Nordson Corporation (NASDAQ:NDSN) just released fiscal fourth-quarter 2015 results, and at first glance, its numbers don't seem particularly encouraging. But before we understand why the looks of this adhesive-dispensing products company might be deceiving, let's take a closer look at what Nordson accomplished in its latest quarter:

Nordson results: The raw numbers

Metric

Fiscal Q4 2015 Actuals

Fiscal Q4 2014 Actuals

Growth (YOY)

Revenue

 $446.2 million

 $468.6 billion

 -4.8%

Adjusted Net Income

 $49.6 million

 $72.1 million

 -31.2%

GAAP EPS (Diluted)

 $0.84

 $1.13

 -25.7%

Data source: Nordson Corporation.

What happened with Nordson this quarter?

  • Revenue was within Nordson's guidance, which called for sales to decline in the range 3% to 7%.
  • Revenue included flat organic growth from the same year-ago period, again within guidance for organic growth in the range of down 1% to up 3%.
  • Revenue also included a 2% increase related to acquisitions, and a 6.8% negative impact from foreign currency exchange.
  • Earnings fell below guidance, which called for GAAP EPS of $1.00 to $1.12.
  • Foreign exchange also negatively affected earnings by $0.15 per share.
  • Excluding one-time charges of $0.11 per share related to severance and restructuring, adjusted earnings fell 17.4% year over year, to $0.95 per share.
  • At Adhesive Dispensing systems:
    • Revenue fell 2% on a reported basis, to $226.9 million, but would have grown 7.9% excluding currencies.
    • Operating profit declined 19.3% year over year, to $46.9 million.
  • At Advanced Technology systems:
    • Revenue declined 9.1% on a reported basis, and fell 6.5% excluding currencies.
    • Operating profit fell 41.9%, to $24.7 million.
  • At Industrial Coating systems:
    • Revenue fell 4.1% on a reported basis, but would have growth 2% excluding currencies.
    • Operating profit fell 15.3%, to $13.9 million.
  • Order rates for the 12-week period ended Dec. 6, 2015 fell 5% year over year at constant currency. This includes 7% growth at Adhesive Dispensing, and declines of 16% and 14% at Advanced Technology and Industrial Coating systems, respectively.
  • Backlog at the end of the quarter grew 8% year over year, to $229 million, including 5% organic growth and 3% growth from acquisitions.
  • The company spent $196 million to repurchase shares.
  • It generated free cash flow before dividends of $80 million, down 10.7% year over year.

What management had to say 
Nordson CEO Michael Hilton stated:

As we begin 2016, we will continue to target organic growth that exceeds global GDP, driven by our ongoing initiatives around new products, new applications, penetration of emerging markets, and recapitalization of our installed base.

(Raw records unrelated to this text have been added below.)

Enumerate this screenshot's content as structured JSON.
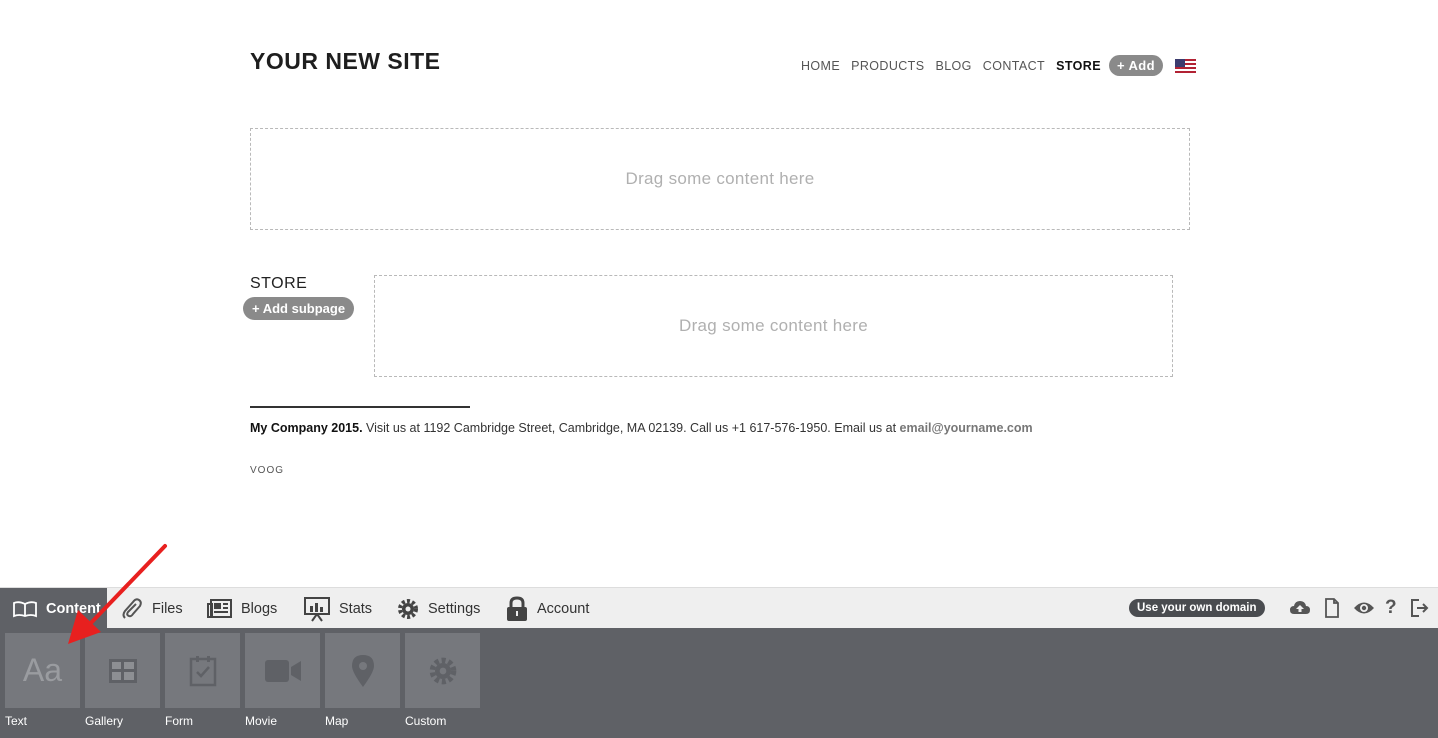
{
  "site": {
    "title": "YOUR NEW SITE",
    "nav": [
      "HOME",
      "PRODUCTS",
      "BLOG",
      "CONTACT",
      "STORE"
    ],
    "add_label": "+ Add",
    "dropzone_label": "Drag some content here"
  },
  "store": {
    "heading": "STORE",
    "add_subpage_label": "+ Add subpage",
    "dropzone_label": "Drag some content here"
  },
  "footer": {
    "company": "My Company 2015.",
    "text": " Visit us at 1192 Cambridge Street, Cambridge, MA 02139. Call us +1 617-576-1950. Email us at ",
    "email": "email@yourname.com",
    "brand": "VOOG"
  },
  "toolbar": {
    "tabs": [
      "Content",
      "Files",
      "Blogs",
      "Stats",
      "Settings",
      "Account"
    ],
    "domain_button": "Use your own domain",
    "icons": [
      "cloud-upload-icon",
      "page-icon",
      "eye-icon",
      "help-icon",
      "logout-icon"
    ]
  },
  "palette": {
    "items": [
      "Text",
      "Gallery",
      "Form",
      "Movie",
      "Map",
      "Custom"
    ],
    "text_tile_glyph": "Aa"
  },
  "colors": {
    "toolbar_dark": "#5f6166",
    "tile": "#76787d",
    "arrow": "#e8201f"
  }
}
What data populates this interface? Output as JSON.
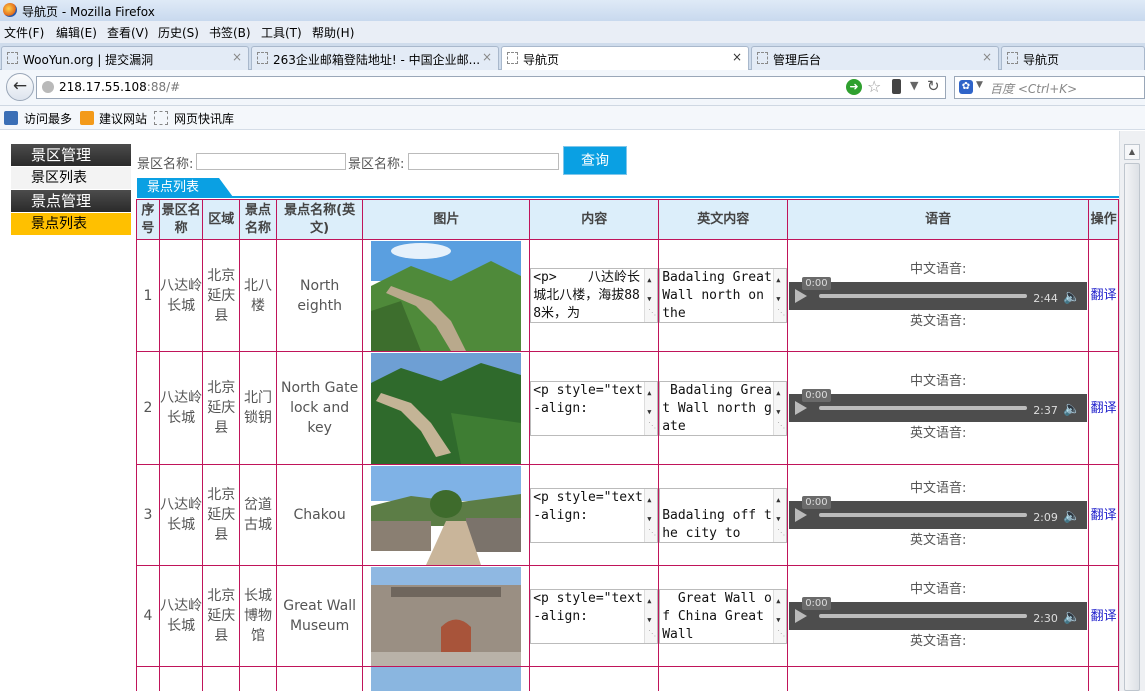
{
  "window": {
    "title": "导航页 - Mozilla Firefox"
  },
  "menu": [
    "文件(F)",
    "编辑(E)",
    "查看(V)",
    "历史(S)",
    "书签(B)",
    "工具(T)",
    "帮助(H)"
  ],
  "tabs": [
    {
      "label": "WooYun.org | 提交漏洞",
      "close": "×"
    },
    {
      "label": "263企业邮箱登陆地址! - 中国企业邮...",
      "close": "×"
    },
    {
      "label": "导航页",
      "close": "×"
    },
    {
      "label": "管理后台",
      "close": "×"
    },
    {
      "label": "导航页",
      "close": ""
    }
  ],
  "address": {
    "host": "218.17.55.108",
    "rest": ":88/#"
  },
  "search": {
    "placeholder": "百度 <Ctrl+K>"
  },
  "bookmarks": [
    "访问最多",
    "建议网站",
    "网页快讯库"
  ],
  "sidebar": {
    "groups": [
      {
        "title": "景区管理",
        "items": [
          "景区列表"
        ]
      },
      {
        "title": "景点管理",
        "items": [
          "景点列表"
        ]
      }
    ]
  },
  "filters": {
    "label1": "景区名称:",
    "label2": "景区名称:",
    "button": "查询"
  },
  "list_tab": "景点列表",
  "table": {
    "headers": [
      "序号",
      "景区名称",
      "区域",
      "景点名称",
      "景点名称(英文)",
      "图片",
      "内容",
      "英文内容",
      "语音",
      "操作"
    ],
    "audio_cn_label": "中文语音:",
    "audio_en_label": "英文语音:",
    "player_time": "0:00",
    "rows": [
      {
        "no": "1",
        "scenic": "八达岭长城",
        "area": "北京延庆县",
        "name": "北八楼",
        "name_en": "North eighth",
        "content": "<p>    八达岭长城北八楼，海拔888米，为",
        "content_en": "Badaling Great Wall north on the",
        "duration": "2:44",
        "op": "翻译"
      },
      {
        "no": "2",
        "scenic": "八达岭长城",
        "area": "北京延庆县",
        "name": "北门锁钥",
        "name_en": "North Gate lock and key",
        "content": "<p style=\"text-align:",
        "content_en": " Badaling Great Wall north gate",
        "duration": "2:37",
        "op": "翻译"
      },
      {
        "no": "3",
        "scenic": "八达岭长城",
        "area": "北京延庆县",
        "name": "岔道古城",
        "name_en": "Chakou",
        "content": "<p style=\"text-align:",
        "content_en": "\nBadaling off the city to",
        "duration": "2:09",
        "op": "翻译"
      },
      {
        "no": "4",
        "scenic": "八达岭长城",
        "area": "北京延庆县",
        "name": "长城博物馆",
        "name_en": "Great Wall Museum",
        "content": "<p style=\"text-align:",
        "content_en": "  Great Wall of China Great Wall",
        "duration": "2:30",
        "op": "翻译"
      }
    ]
  },
  "colors": {
    "accent": "#0aa0e3",
    "sidebar_active": "#ffc000",
    "grid_border": "#c0145a",
    "header_bg": "#dceefa"
  }
}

The diverse set of end markets we serve are expected to grow over the long term and we are well positioned to meet customer needs with global direct sales and service.

Looking forward 
For the current quarter, Nordson expects sales to be in the range of down 1% to down 5% year over year, including organic volume down 3% to up 1%, 3% growth from acquisitions, and a 5% negative impact from foreign exchange. That should translate to GAAP earnings per diluted share of $0.47 to $0.57, including a $0.03 per-share charge from non-recurring items, and a roughly $0.08 per share negative impact from currency translation based on current exchange rates.

Hilton explained that the forecast reflects typical seasonality and difficult year-over-year comparisons. But in the meantime, as Nordson continues to weather the current weak macroeconomic environment, Hilton also reminded investors that Nordson initiated cost-cutting efforts last quarter with the aim of improving normalized operating margin beginning in 2016, regardless of any supplemental benefit the company is able to achieve through sales-volume leverage.

In the end, while Nordson's results might not seem positive on the surface, investors should keep in mind that the company's primary antagonists -- namely, macroeconomic and currency headwinds -- are temporary in nature, and not indicative of broader problems with Nordson's underlying business. As Nordson works to improve its operational efficiency and continues to reward investors through dividends and repurchases, it should emerge stronger than ever when these headwinds eventually abate.

Steve Symington has no position in any stocks mentioned. The Motley Fool owns shares of Nordson. Try any of our Foolish newsletter services free for 30 days. We Fools may not all hold the same opinions, but we all believe that considering a diverse range of insights makes us better investors. The Motley Fool has a disclosure policy.